#### PROVIDED ENTRIES

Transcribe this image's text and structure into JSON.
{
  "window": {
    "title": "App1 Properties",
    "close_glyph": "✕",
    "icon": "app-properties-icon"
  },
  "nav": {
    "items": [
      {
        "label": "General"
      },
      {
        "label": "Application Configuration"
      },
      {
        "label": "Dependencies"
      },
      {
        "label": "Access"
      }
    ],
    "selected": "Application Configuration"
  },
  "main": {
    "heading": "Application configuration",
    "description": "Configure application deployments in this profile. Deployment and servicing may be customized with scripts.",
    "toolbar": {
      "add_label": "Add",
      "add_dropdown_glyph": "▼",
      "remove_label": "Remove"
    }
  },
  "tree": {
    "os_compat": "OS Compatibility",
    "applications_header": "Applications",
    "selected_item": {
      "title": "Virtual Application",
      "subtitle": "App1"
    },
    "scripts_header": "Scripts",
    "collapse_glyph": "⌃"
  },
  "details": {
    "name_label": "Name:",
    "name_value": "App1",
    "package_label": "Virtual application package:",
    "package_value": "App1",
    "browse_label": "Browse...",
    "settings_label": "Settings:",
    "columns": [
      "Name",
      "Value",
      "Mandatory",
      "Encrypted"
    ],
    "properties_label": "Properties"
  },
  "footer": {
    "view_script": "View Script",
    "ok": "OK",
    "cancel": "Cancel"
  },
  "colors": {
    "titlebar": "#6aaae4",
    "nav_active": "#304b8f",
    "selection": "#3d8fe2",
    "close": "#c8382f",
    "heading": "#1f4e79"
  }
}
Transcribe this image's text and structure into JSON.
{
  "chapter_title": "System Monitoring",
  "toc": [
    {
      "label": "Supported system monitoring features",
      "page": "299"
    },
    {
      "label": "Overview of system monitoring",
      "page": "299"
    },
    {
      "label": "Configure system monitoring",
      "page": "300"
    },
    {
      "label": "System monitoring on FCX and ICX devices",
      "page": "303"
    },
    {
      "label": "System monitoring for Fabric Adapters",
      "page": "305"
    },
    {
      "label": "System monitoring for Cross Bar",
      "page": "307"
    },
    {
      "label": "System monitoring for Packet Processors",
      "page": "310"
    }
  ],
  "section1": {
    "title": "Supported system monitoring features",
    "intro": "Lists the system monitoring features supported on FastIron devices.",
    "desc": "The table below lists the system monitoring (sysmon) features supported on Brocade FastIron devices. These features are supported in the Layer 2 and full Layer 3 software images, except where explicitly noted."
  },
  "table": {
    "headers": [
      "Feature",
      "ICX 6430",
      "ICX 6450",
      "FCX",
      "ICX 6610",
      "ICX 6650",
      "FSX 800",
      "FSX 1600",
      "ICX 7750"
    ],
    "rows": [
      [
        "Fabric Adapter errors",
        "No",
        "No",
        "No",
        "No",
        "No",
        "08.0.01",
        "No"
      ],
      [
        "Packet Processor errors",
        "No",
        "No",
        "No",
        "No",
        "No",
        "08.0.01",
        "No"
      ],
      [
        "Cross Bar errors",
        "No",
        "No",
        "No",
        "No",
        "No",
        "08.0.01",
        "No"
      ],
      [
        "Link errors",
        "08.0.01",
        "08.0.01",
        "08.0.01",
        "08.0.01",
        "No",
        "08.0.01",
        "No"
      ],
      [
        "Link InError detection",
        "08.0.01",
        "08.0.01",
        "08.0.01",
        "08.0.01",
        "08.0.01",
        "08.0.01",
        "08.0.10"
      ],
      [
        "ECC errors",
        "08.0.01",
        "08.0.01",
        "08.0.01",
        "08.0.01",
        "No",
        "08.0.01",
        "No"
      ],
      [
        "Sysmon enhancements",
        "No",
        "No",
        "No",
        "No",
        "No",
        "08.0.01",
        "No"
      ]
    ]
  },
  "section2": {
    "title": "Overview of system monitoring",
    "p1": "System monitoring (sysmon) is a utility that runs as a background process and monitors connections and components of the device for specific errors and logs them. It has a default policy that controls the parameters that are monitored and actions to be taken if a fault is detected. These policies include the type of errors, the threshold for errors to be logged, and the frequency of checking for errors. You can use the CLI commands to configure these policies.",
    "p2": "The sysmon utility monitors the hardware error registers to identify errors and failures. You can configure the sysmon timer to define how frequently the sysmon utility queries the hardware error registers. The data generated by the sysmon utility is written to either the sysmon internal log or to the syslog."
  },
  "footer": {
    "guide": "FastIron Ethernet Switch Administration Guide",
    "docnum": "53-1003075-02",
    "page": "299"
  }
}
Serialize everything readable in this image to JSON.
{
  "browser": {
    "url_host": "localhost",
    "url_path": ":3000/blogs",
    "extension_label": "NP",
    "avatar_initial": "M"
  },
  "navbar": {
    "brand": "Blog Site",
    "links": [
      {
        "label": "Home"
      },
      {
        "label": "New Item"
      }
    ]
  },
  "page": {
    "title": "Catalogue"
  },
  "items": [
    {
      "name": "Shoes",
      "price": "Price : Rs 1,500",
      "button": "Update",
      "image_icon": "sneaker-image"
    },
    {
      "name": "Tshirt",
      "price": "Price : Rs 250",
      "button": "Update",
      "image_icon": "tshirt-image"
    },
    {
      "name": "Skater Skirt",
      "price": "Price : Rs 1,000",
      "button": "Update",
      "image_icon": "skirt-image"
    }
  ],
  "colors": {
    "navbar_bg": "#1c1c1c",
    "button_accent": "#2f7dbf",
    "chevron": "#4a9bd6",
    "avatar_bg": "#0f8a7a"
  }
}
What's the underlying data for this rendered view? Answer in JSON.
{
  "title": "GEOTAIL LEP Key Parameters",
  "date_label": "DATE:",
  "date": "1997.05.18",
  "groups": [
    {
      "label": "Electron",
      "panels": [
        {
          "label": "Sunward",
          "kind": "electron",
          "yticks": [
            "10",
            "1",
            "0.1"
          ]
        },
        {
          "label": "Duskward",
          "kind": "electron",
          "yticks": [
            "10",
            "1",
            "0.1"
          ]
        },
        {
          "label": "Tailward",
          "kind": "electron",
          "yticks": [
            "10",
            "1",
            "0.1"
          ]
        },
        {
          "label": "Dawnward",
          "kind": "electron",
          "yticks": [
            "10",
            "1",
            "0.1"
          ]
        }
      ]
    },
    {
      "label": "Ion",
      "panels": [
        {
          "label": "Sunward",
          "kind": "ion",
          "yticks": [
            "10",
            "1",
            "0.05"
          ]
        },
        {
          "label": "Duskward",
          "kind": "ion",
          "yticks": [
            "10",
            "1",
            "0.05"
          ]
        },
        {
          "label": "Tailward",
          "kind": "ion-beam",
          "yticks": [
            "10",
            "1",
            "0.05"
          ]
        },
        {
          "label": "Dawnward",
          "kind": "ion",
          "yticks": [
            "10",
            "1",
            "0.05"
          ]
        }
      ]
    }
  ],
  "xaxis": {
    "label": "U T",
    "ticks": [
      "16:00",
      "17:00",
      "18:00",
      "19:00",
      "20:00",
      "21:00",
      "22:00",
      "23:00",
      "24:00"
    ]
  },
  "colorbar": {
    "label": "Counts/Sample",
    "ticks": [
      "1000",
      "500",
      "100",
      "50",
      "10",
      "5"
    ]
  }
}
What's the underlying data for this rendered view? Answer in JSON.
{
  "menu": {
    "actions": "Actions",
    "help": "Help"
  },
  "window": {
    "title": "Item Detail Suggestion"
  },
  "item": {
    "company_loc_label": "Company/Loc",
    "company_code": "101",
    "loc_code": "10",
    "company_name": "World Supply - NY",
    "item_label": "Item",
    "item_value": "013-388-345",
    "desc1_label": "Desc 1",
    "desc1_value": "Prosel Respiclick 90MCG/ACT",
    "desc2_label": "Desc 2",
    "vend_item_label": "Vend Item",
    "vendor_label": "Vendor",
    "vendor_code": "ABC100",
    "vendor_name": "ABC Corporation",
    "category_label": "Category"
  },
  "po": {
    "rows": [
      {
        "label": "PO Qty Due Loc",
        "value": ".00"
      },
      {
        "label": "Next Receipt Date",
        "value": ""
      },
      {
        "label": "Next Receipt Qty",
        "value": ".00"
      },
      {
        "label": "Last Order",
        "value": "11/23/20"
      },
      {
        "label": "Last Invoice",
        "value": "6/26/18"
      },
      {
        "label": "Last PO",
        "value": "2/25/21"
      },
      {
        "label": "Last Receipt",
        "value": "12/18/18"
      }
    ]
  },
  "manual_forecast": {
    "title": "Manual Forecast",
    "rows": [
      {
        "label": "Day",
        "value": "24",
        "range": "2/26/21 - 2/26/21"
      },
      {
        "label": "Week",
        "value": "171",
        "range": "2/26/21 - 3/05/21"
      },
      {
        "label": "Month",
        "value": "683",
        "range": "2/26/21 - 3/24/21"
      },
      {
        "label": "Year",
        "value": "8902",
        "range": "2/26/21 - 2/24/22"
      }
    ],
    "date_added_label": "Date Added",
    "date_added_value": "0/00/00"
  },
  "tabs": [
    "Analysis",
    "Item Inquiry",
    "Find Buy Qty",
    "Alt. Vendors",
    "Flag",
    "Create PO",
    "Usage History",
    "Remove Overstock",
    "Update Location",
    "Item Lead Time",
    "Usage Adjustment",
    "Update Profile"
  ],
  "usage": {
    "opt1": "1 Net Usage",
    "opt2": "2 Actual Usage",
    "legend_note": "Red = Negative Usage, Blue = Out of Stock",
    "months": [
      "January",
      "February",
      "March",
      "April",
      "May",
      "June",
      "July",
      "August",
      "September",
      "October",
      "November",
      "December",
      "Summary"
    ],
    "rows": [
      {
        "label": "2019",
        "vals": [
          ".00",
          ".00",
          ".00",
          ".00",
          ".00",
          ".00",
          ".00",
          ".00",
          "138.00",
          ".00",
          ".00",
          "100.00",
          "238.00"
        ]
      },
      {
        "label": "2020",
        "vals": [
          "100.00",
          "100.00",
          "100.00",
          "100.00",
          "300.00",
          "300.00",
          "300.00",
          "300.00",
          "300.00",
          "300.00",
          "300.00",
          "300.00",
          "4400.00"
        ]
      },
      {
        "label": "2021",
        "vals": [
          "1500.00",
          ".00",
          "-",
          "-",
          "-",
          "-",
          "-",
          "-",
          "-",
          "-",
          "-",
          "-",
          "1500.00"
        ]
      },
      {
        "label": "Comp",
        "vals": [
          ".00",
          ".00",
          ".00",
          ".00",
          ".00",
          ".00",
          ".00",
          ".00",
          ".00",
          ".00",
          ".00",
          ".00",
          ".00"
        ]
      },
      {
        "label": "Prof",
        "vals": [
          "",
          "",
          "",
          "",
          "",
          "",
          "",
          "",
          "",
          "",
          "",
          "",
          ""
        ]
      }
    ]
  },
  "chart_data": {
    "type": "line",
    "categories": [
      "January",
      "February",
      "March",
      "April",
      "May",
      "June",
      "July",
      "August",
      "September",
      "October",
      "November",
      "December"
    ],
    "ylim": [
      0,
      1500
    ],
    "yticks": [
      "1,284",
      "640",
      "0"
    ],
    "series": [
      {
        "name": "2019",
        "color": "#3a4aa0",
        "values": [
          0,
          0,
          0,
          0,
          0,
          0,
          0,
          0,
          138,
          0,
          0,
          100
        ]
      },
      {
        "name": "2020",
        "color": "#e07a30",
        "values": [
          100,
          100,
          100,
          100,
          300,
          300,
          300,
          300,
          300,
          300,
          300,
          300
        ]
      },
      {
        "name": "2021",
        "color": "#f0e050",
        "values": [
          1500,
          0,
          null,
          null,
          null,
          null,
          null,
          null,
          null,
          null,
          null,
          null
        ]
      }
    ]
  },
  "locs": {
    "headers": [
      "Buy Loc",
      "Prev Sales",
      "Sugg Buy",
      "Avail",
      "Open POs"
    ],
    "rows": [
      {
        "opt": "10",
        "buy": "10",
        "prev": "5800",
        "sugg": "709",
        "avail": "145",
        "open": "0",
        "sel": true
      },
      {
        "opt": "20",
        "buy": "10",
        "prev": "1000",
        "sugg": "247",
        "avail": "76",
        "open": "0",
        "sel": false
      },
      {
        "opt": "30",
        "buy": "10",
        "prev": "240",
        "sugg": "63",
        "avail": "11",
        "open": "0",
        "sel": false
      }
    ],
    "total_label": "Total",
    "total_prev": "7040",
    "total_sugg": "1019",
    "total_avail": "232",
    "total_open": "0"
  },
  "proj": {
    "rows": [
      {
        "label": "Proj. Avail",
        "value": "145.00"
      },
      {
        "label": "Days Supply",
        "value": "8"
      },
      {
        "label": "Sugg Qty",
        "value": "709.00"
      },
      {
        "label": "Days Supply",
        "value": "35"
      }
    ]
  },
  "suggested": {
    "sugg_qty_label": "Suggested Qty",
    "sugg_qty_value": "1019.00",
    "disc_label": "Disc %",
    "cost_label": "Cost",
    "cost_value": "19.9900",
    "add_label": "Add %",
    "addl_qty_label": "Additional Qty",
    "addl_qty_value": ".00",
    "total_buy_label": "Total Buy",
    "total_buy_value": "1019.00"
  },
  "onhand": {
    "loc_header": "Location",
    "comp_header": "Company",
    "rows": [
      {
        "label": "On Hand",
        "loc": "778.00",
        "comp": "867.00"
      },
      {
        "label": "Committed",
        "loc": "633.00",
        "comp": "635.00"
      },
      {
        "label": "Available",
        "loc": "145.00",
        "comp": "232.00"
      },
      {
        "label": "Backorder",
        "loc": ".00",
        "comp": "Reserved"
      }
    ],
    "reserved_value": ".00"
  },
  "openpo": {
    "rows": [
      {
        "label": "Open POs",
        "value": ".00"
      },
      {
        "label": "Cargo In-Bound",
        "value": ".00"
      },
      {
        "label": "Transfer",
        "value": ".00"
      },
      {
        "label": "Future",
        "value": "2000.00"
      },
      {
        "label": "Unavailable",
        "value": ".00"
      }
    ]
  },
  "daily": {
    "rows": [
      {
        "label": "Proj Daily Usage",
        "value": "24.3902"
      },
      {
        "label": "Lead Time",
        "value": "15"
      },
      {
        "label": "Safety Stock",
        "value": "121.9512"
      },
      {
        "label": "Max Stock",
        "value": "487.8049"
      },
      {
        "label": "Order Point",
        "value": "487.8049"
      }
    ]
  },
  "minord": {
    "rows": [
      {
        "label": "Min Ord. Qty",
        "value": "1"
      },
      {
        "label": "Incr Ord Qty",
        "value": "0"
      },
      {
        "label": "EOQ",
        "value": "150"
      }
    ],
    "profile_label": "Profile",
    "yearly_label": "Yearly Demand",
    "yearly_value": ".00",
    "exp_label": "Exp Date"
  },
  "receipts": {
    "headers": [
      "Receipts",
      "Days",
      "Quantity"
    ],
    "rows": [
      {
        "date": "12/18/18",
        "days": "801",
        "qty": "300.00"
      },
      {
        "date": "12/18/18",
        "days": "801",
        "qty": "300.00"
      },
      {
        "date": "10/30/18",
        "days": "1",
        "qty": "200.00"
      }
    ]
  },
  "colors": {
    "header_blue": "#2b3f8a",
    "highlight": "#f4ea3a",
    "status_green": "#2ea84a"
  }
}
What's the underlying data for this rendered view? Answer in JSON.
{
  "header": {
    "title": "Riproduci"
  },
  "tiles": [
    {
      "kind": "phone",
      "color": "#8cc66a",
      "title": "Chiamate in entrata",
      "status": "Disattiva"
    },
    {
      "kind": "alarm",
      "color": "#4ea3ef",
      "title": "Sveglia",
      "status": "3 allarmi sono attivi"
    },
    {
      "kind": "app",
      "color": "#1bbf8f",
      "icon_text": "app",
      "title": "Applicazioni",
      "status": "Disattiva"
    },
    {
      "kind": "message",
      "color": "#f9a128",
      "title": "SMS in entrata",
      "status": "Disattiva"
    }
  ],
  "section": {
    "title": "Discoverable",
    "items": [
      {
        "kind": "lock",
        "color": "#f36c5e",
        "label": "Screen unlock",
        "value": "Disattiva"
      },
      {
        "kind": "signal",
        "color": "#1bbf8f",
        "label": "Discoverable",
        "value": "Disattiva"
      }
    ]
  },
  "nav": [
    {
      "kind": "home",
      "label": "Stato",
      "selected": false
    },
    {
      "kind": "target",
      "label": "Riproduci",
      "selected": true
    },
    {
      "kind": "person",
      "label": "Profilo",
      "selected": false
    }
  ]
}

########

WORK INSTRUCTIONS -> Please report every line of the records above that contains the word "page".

ANSWER TO THIS PROBLEM ->
      "page": "299"
      "page": "299"
      "page": "300"
      "page": "303"
      "page": "305"
      "page": "307"
      "page": "310"
    "page": "299"
  "page": {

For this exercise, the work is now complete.